  2. George R.R. Martin: Ruling is hard. This was maybe my answer to Tolkien, whom, as much as I admire him, I do quibble with. Lord of the Rings had a very medieval philosophy: that if the king was a good man, the land would prosper. We look at real history and it's not that simple. Tolkien can say that Aragorn became king and reigned for a hundred years, and he was wise and good. But Tolkien doesn't ask the question: What was Aragorn's tax policy? Did he maintain a standing army? What did he do in times of flood and famine? And what about all these orcs? By the end of the war, Sauron is gone but all of the orcs aren't gone – they're in the mountains. Did Aragorn pursue a policy of systematic genocide and kill them? Even the little baby orcs, in their little orc cradles? In real life, real-life kings had real-life problems to deal with. Just being a good guy was not the answer. You had to make hard, hard decisions. Sometimes what seemed to be a good decision turned around and bit you in the ass; it was the law of unintended consequences. I've tried to get at some of these in my books.
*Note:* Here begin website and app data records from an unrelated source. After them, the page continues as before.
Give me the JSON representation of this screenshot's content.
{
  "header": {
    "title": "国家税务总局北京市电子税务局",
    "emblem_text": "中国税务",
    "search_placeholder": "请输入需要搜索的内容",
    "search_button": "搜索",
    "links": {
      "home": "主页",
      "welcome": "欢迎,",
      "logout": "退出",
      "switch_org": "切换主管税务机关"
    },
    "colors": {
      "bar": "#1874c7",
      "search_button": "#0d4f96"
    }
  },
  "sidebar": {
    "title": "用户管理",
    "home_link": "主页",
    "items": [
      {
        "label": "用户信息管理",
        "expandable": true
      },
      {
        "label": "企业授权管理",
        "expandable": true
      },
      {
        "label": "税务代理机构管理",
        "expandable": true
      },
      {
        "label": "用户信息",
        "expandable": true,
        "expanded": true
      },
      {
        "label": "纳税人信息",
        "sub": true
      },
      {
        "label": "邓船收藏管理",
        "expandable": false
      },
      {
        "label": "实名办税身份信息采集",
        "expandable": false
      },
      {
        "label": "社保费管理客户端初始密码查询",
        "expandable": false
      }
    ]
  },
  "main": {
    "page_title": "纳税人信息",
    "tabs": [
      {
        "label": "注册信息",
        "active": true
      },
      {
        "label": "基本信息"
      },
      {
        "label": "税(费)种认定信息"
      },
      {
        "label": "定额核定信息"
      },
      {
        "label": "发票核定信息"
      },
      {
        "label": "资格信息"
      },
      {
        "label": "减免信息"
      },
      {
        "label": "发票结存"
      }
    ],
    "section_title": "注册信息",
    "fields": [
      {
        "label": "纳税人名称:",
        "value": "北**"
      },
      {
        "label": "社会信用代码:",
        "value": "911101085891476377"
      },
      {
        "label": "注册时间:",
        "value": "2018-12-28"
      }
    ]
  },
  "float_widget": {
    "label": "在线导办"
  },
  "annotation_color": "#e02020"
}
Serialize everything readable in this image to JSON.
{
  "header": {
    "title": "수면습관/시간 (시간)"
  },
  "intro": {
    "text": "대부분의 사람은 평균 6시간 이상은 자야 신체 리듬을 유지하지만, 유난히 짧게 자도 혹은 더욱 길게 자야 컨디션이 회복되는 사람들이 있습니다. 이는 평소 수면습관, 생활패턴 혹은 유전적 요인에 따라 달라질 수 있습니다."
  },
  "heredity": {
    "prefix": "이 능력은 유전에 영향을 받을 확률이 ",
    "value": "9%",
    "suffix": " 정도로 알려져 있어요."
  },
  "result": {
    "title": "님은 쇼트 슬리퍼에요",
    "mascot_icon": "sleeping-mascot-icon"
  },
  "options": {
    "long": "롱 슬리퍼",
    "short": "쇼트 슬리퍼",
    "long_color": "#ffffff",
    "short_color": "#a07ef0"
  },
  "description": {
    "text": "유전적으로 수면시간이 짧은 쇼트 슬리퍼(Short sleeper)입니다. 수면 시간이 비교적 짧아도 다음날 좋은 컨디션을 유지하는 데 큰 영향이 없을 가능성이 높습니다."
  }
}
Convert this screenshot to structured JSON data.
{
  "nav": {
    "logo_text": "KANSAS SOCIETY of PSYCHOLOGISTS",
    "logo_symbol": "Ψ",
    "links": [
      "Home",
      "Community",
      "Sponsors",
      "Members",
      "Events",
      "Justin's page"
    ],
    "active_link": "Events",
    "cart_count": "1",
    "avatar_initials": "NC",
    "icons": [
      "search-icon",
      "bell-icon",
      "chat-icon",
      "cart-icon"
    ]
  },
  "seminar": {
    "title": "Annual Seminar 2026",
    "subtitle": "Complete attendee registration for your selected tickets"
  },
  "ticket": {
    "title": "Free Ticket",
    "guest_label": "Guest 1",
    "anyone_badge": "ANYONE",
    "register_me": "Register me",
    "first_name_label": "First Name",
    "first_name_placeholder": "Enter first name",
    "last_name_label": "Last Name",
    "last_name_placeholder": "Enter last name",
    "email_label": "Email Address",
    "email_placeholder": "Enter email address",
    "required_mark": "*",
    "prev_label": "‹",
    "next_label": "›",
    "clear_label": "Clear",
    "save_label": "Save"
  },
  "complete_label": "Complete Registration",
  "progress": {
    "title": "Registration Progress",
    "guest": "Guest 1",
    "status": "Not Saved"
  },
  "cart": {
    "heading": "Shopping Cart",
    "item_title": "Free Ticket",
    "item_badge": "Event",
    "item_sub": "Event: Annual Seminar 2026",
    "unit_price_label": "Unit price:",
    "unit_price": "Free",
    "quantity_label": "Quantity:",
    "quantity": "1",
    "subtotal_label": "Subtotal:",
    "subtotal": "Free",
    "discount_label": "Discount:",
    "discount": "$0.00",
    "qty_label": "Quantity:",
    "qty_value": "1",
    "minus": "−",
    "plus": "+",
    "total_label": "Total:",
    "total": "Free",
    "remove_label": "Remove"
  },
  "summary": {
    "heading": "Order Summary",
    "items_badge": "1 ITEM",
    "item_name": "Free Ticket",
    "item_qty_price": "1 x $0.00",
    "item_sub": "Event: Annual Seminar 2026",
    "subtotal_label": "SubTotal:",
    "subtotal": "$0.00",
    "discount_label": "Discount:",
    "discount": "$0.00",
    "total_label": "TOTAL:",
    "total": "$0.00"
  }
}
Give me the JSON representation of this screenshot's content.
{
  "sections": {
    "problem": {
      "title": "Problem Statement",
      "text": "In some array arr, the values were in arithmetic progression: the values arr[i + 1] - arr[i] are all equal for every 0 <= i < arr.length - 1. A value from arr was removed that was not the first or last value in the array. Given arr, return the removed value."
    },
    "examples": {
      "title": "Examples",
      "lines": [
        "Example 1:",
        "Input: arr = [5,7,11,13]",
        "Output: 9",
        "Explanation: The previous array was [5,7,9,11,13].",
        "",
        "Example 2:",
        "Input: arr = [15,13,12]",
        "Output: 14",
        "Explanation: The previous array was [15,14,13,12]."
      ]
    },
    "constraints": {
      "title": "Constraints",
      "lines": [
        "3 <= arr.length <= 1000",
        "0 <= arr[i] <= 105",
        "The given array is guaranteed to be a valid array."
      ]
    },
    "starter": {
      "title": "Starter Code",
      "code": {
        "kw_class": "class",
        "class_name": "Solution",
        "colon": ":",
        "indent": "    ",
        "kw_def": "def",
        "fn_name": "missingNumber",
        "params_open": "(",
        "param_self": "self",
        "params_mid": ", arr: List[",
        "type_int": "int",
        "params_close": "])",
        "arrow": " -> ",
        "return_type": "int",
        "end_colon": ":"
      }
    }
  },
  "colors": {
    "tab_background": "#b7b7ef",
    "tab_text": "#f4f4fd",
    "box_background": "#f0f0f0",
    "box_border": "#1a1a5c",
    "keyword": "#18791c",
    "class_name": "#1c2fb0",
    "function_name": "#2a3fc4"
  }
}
My people who are trying to rule don't have an easy time of it. Just having good intentions doesn't make you a wise king.

The sky is overcast with continual rain and cloud

— Britain according to Tacitus, a Roman historian, in his book Agricola circa 98 CE. In other words, that island has been gloomy for as long as we have writing with which to call it gloomy. (via historical-nonfiction)

"It’s not about the days when everything has turned out right, no it’s more about the moments when she calls me in the night.
To make her cups of tea and wash the weary worries from her head
and then to draw the pain out slowly as I put her into bed.”

Enjolras was a charming young man, who was capable of being terrible. He was angelically beautiful. He was Antinous wild. You would have said, to see the thoughtful reflection of his eye, that he had already, in some preceding existence, passed through the revolutionary apocalypse.”

One vital difference between fifth-century Greeks and “us” (or the range of job-lot attitudes which that word represents) is that in their world seeing gods, coming into direct contact with divinity, was not evidence of madness. Or not in the way it is in ours. Our world generally tends to think seeing gods is evidence of madness because it is hallucinatory, because gods to not exist. “He’s been seeing things” means precisely the opposite. He has not been seeing things; not things that are really there. He has been making them up, “seeing” creations of his own disturbed imagination.

But the plays that stake out the claims of madness on Western imagination were produced for the precinct of a “mad” god. A real god, really present in “his” theatre. Dionysus’s persona connected interior violence, the violence of the mind and distorted perception, with exterior violence: the violence of tragedy’s action, its music, dances and murders. Seeing Dionysus was evidence of seeing Dionysus. That might well mean madness, not because Dionysus was not real, but because he was.

"Whom Gods Destroy": Elements of Greek and Tragic Madness, Ruth Padel (via argonauticae)

It’s not about the words. It’s about the memories lost inside the words.

Virginia Woolf, from Selected Letters (via c-ovet)

sansaqueens:

kings & queens of england {1066-1603} 

RF